Our short-blocks were likewise equipped, but because of the pricing and availability of the original forged pistons, we opted to equip all three short blocks with 6.0-inch connecting rods. This allowed us to reach our goal of 11.0:1 compression on each combination with the use of (nearly off-the-shelf) Probe Racing forged pistons. By altering compression heights, Probe was able to produce three different dome pistons for each of the combinations. The 302 required 12.5cc domes, the 327 just 7.5cc and the 350 produced the requisite 11.0:1 compression with just 2.5cc domes.

The three short-blocks were assembled using crankshafts from different sources. The 302 featured a steel 283 crank courtesy of L&R Automotive, ditto for the 3.25-stroke, cast crank used in the 327. The 327 crank was a large journal so it dropped right into the large-journal 350 block, but the early 283 crank was of the small-journal variety. The cure was to utilize bearing spacers from Clevite, which allowed the installation of the small-journal 283 crank into the large-journal block.

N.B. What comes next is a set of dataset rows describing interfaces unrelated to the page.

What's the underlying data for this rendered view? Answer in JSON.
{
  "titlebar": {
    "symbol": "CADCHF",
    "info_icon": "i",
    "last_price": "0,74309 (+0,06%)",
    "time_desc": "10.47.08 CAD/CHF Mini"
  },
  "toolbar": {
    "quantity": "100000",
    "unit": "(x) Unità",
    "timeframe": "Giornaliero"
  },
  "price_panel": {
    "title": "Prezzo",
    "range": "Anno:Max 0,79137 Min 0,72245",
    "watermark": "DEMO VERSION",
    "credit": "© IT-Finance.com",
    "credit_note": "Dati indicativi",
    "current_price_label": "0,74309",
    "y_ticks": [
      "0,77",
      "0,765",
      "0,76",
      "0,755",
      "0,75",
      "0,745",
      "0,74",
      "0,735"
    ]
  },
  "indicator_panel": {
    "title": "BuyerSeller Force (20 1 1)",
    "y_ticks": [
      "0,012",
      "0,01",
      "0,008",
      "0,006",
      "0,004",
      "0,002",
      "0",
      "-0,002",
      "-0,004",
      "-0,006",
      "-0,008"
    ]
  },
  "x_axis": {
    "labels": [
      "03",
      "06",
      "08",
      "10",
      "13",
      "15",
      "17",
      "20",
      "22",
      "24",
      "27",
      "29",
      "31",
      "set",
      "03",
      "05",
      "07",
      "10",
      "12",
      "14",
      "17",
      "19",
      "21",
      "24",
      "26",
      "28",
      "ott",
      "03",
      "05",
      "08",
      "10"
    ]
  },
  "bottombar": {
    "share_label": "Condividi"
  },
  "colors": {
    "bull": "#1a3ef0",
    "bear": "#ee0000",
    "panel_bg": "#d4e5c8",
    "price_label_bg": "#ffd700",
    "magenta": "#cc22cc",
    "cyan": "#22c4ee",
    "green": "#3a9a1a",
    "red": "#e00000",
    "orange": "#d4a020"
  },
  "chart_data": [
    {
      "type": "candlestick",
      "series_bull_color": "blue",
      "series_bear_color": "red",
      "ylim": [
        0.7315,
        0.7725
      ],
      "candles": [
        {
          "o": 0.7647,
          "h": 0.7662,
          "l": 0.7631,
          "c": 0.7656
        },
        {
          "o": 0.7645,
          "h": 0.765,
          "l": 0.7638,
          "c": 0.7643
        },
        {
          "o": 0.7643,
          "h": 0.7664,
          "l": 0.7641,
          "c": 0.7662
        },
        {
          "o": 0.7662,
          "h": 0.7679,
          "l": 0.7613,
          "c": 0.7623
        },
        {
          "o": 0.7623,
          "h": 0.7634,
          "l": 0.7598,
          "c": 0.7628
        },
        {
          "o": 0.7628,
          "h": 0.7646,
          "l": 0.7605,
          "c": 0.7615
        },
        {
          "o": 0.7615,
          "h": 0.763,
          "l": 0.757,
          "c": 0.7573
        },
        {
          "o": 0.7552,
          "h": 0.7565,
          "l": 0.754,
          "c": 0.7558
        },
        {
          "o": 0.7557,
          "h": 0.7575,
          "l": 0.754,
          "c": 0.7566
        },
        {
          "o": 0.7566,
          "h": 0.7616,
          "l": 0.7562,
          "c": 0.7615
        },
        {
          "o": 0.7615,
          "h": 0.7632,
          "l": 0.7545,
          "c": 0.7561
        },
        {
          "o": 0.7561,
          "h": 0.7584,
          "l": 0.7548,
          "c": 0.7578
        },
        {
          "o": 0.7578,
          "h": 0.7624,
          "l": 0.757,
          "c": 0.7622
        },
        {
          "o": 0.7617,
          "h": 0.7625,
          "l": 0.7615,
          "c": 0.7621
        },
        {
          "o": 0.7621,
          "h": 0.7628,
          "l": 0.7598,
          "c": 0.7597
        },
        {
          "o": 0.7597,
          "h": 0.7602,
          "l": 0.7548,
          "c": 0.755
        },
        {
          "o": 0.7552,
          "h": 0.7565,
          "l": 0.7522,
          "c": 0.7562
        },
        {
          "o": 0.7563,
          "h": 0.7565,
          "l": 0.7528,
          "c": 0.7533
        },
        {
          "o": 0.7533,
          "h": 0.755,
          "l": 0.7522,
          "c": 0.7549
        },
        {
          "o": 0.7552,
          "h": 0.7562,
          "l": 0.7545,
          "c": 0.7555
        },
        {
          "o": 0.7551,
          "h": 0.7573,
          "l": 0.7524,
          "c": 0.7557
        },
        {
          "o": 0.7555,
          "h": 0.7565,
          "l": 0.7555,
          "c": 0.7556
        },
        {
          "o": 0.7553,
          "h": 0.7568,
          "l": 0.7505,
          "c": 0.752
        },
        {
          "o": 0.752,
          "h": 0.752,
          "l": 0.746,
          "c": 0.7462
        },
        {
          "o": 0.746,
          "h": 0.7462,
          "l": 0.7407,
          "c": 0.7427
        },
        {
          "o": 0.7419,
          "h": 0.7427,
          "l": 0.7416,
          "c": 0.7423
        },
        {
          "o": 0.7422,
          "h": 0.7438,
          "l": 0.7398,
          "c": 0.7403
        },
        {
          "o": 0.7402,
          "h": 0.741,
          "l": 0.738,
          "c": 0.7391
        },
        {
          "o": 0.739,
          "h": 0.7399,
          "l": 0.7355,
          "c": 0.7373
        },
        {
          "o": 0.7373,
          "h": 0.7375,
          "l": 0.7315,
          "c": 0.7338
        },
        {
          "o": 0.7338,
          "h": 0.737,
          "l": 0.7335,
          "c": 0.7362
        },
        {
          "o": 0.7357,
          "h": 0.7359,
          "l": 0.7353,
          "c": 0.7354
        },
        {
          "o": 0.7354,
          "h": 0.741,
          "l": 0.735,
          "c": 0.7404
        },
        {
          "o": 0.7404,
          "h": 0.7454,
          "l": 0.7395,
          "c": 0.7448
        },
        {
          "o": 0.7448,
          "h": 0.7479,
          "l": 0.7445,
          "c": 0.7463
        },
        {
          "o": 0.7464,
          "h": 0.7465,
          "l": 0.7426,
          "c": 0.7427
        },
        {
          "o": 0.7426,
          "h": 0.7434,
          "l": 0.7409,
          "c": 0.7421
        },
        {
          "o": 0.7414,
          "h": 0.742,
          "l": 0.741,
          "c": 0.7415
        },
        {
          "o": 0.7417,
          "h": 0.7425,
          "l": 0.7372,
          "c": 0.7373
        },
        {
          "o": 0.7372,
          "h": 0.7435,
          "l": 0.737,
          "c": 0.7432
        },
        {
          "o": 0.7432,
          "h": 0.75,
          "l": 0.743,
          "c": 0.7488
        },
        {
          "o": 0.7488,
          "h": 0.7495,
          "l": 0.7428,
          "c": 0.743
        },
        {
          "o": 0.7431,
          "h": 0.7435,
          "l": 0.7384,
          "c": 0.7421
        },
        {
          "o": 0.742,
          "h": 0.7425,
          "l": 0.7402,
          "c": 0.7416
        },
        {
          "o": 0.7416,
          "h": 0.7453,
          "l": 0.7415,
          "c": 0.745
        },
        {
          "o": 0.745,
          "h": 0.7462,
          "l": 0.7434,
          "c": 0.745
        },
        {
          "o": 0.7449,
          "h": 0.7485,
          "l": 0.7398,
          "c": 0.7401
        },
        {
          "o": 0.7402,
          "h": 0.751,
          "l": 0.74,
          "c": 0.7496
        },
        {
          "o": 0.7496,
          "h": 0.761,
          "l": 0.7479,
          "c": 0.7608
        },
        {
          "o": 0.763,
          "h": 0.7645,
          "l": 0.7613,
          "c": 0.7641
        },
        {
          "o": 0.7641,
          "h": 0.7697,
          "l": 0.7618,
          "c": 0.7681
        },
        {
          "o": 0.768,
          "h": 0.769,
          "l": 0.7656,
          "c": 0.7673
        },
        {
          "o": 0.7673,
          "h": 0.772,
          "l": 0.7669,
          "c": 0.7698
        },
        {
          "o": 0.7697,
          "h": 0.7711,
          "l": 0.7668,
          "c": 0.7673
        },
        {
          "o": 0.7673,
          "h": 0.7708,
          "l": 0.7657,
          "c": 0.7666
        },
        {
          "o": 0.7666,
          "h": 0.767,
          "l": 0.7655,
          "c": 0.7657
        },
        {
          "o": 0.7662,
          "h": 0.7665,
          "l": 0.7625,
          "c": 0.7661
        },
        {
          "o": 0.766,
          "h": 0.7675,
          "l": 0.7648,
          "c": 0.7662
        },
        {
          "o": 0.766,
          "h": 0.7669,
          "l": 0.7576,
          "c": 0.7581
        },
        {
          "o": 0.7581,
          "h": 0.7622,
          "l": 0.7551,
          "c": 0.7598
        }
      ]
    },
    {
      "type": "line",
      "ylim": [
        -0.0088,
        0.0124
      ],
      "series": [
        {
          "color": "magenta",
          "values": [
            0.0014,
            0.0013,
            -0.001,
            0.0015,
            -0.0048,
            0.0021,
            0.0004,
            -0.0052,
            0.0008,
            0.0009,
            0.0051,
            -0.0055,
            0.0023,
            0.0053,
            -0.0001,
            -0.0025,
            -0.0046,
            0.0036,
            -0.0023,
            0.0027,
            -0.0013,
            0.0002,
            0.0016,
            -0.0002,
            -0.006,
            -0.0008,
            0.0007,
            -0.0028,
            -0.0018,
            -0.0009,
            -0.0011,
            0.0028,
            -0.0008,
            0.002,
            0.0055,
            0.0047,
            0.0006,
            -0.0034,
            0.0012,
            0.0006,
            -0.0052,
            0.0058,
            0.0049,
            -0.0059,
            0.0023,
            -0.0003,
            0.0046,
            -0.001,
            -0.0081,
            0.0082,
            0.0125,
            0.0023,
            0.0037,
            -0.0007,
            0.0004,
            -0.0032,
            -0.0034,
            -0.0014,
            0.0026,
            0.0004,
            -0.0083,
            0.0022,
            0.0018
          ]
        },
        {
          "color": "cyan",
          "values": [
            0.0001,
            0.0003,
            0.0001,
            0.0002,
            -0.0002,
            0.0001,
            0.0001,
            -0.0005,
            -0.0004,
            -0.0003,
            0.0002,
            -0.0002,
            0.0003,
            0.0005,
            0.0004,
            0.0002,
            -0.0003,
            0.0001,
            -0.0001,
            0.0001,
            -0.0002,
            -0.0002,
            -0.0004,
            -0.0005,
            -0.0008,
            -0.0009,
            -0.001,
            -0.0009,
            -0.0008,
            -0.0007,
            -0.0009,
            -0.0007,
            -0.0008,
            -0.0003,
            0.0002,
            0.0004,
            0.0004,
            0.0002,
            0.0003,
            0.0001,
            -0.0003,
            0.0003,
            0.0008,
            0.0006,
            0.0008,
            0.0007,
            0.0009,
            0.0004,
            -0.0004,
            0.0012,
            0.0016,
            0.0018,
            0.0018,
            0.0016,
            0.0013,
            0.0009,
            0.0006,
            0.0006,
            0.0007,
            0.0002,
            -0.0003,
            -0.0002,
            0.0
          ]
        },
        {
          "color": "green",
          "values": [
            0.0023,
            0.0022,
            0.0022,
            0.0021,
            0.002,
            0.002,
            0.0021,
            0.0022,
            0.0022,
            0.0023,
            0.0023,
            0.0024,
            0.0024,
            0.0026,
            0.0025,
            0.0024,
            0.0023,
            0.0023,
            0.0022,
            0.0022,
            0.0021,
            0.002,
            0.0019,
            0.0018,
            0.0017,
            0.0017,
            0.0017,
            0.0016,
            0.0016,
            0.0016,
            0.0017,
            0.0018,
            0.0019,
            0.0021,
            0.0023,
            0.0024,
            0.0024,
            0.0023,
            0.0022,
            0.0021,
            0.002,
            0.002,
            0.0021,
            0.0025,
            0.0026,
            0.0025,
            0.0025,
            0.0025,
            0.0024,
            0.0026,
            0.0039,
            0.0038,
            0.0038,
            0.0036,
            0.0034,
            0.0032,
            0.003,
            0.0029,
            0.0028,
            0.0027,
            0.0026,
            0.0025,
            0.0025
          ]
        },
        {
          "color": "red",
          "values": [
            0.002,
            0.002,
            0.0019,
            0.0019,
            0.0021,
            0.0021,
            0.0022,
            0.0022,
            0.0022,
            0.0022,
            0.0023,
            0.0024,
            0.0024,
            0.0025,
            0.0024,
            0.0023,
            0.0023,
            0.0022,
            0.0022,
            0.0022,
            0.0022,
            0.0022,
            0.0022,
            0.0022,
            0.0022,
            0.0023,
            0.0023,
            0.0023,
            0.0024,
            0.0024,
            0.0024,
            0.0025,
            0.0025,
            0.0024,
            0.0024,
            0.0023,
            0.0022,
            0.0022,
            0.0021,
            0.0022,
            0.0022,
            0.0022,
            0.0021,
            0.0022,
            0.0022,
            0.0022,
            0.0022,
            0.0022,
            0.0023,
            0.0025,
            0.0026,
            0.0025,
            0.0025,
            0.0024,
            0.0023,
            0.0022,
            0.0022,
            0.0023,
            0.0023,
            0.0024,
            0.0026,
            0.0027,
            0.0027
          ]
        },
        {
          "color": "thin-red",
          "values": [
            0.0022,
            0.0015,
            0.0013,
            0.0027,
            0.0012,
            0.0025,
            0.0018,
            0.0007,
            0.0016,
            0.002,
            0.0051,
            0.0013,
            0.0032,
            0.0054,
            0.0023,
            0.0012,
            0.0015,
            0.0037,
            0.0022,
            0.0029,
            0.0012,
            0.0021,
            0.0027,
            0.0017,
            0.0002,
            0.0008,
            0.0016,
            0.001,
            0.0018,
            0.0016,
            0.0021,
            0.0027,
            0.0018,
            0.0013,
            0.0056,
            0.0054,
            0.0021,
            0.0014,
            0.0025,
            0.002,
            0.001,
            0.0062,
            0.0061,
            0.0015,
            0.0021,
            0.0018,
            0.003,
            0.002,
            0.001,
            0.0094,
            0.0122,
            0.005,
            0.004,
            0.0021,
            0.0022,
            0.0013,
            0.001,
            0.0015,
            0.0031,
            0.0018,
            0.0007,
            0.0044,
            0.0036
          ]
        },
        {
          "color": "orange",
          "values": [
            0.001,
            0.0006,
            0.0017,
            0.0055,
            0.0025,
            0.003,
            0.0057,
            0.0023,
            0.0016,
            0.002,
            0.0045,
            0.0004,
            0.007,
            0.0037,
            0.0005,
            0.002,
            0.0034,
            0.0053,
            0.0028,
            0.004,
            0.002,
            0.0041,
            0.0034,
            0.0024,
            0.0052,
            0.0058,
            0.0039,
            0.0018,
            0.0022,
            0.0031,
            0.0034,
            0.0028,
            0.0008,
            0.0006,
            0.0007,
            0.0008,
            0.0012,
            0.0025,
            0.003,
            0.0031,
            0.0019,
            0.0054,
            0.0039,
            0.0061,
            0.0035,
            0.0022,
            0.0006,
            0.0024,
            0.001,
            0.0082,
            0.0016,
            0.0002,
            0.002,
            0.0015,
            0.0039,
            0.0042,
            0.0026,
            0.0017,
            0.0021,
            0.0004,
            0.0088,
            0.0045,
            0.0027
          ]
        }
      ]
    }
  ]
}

The blocks sourced by L&R Automotive included a trio of 4-bolt blocks. After machining (thanks again to L&R), the blocks were stuffed with balanced assemblies including the proper cranks, 6.0-inch, H-beam rods from Pro Comp (small journal rods from Crower for the 283) and Probe Racing forged pistons. Also included in each were high-volume oil pumps, HD pump shafts and main studs, all from Pro Comp. The L76 327 and DZ 302 were equipped with Elgin factory reproduction, solid flat-tappet (single-pattern) cams that speced out at 0.484 lift, 254 degrees of duration (at .050) and a 114 degree lobe separation angle (the Duntov 30-30). The LT-1 received a dual-pattern cam offering a 0.459/0.485 lift split, a 242/254 duration split and a slightly wider 116 degree lobe separation angle. The cams were run with Comp Cams double-roller timing chains, 6.75-inch (neutral) dampers and factory front covers and oil pans.